143:10 If one sees his parent violating a Torah law, he may not say outright, “You have violated a Torah law.” Rather, he should ask, “Father, doesn’t the Torah say such-and-such?” By appearing as if he is seeking information from his parent and not reprimanding him, the parent will get the message and will not be embarrassed.
143:11 If one’s parent told him to transgress a Torah law, whether a positive or a negative mitzvah, or even a rabbinic law, he may not listen to him as per Leviticus 19:3, “Every person must revere his mother and father, and keep my Sabbaths; I am Hashem, your G-d.” Juxtaposing Shabbos with obeying our parents tells us that even though we must listen to them, if they say to desecrate Shabbos, we don’t listen. The same is true with all the other mitzvos because “I am Hashem, your G-d” – both you and your parents are obligated to honor Me, therefore you may not listen to him to ignore My words. Rabbinic mitzvos are also mitzvos of Hashem as per Deuteronomy 17:11, “You shall not deviate” (from what the Rabbis instruct).
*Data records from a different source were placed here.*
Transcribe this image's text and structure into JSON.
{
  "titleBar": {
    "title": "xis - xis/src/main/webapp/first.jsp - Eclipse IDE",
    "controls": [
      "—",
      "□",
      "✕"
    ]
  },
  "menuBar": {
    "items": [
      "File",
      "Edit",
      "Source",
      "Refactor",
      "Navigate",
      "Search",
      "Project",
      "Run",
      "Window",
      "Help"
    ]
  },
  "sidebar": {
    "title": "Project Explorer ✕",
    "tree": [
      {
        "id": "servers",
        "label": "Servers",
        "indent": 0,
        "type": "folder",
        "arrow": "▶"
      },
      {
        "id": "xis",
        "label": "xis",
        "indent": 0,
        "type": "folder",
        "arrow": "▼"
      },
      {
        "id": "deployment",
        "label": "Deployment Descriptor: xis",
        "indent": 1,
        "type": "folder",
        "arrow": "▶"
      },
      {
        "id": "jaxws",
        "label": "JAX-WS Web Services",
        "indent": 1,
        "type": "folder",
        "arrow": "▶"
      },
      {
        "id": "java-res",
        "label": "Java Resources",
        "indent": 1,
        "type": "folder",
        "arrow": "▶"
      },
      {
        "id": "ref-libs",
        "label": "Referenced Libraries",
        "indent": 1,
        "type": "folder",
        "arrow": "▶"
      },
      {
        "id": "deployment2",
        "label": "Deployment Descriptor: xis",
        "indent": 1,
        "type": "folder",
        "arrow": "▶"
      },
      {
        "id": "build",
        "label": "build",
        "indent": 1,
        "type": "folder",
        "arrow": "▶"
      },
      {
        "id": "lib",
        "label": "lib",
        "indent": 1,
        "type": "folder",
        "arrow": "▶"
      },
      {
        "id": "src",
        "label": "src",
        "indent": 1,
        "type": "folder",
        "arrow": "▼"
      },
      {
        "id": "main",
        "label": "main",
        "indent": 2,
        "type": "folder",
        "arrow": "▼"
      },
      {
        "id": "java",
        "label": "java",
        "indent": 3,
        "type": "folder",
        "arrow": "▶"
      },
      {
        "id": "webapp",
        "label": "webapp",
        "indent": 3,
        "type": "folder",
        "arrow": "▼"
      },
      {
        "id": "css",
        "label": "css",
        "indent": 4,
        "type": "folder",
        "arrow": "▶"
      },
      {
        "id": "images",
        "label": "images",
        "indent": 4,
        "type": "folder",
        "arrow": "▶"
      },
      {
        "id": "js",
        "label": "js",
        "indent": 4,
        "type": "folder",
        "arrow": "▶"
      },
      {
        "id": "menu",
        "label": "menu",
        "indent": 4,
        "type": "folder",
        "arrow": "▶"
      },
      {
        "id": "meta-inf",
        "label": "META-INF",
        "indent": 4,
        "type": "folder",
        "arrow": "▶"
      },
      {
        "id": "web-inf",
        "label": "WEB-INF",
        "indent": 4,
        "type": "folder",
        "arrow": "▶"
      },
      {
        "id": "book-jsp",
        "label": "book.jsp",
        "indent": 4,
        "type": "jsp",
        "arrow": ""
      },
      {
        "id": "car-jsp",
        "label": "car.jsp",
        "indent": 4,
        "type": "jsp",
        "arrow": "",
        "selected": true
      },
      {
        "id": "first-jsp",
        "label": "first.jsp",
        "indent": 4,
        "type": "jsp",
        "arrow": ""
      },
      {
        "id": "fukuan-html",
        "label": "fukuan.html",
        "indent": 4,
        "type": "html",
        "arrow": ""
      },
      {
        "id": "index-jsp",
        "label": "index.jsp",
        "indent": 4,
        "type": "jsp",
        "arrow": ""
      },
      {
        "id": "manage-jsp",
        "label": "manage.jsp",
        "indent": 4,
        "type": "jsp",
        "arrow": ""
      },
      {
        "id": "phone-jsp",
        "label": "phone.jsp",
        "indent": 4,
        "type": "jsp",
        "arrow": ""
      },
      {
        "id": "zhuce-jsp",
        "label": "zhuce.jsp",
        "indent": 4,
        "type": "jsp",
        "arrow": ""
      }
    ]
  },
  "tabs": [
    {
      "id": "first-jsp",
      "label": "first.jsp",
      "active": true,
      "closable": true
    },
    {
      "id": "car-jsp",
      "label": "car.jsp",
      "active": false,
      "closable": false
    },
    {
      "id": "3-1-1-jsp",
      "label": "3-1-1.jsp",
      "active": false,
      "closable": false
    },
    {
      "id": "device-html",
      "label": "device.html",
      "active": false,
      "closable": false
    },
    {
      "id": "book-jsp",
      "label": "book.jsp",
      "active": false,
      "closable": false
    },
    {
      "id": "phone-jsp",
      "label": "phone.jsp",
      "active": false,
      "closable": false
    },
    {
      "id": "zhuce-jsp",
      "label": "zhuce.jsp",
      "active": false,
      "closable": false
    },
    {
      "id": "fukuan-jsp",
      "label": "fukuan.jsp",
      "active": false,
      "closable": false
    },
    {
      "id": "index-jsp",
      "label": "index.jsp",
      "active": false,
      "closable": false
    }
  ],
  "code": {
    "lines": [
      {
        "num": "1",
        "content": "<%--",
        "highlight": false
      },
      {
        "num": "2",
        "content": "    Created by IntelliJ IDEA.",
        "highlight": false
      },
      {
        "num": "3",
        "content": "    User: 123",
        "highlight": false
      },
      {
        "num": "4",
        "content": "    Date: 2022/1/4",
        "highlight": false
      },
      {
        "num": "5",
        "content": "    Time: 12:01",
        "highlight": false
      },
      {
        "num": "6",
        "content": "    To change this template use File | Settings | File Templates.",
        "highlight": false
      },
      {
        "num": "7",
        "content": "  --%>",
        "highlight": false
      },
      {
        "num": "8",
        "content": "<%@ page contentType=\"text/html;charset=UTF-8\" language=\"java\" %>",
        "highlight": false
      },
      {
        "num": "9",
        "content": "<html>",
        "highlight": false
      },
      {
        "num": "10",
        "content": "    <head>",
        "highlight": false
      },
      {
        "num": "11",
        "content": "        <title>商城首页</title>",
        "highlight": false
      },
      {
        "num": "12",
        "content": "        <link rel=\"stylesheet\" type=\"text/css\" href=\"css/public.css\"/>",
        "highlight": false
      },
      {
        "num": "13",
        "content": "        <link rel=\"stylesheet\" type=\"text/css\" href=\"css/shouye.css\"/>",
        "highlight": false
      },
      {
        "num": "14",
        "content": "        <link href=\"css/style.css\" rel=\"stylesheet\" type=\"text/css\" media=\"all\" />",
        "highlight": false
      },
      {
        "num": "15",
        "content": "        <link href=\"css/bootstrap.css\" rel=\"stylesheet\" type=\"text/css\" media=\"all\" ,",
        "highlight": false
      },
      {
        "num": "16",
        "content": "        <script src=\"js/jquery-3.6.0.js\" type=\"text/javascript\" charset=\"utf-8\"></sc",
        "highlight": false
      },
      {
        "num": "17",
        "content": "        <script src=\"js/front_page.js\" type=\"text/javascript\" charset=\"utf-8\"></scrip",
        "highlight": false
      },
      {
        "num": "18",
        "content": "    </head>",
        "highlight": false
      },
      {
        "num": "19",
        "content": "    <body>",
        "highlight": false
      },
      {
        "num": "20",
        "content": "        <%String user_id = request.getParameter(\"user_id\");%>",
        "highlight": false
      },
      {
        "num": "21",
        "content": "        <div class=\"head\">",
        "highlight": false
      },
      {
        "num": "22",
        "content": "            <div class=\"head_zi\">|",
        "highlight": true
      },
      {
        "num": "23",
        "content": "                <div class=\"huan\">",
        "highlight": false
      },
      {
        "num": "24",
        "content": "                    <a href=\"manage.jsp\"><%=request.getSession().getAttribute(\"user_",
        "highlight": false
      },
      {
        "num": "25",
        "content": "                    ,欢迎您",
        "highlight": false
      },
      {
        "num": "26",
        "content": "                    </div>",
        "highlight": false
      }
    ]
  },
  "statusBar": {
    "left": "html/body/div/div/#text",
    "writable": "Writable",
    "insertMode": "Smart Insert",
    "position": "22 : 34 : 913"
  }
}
If one’s parent told him not to speak with a particular person, nor to forgive him, and the son wants to make peace, he should not listen to his parent. This is because we are forbidden to hate another Jew unless we saw him sinning. Therefore, the parent’s instructions would be ordering him to violate a law of the Torah.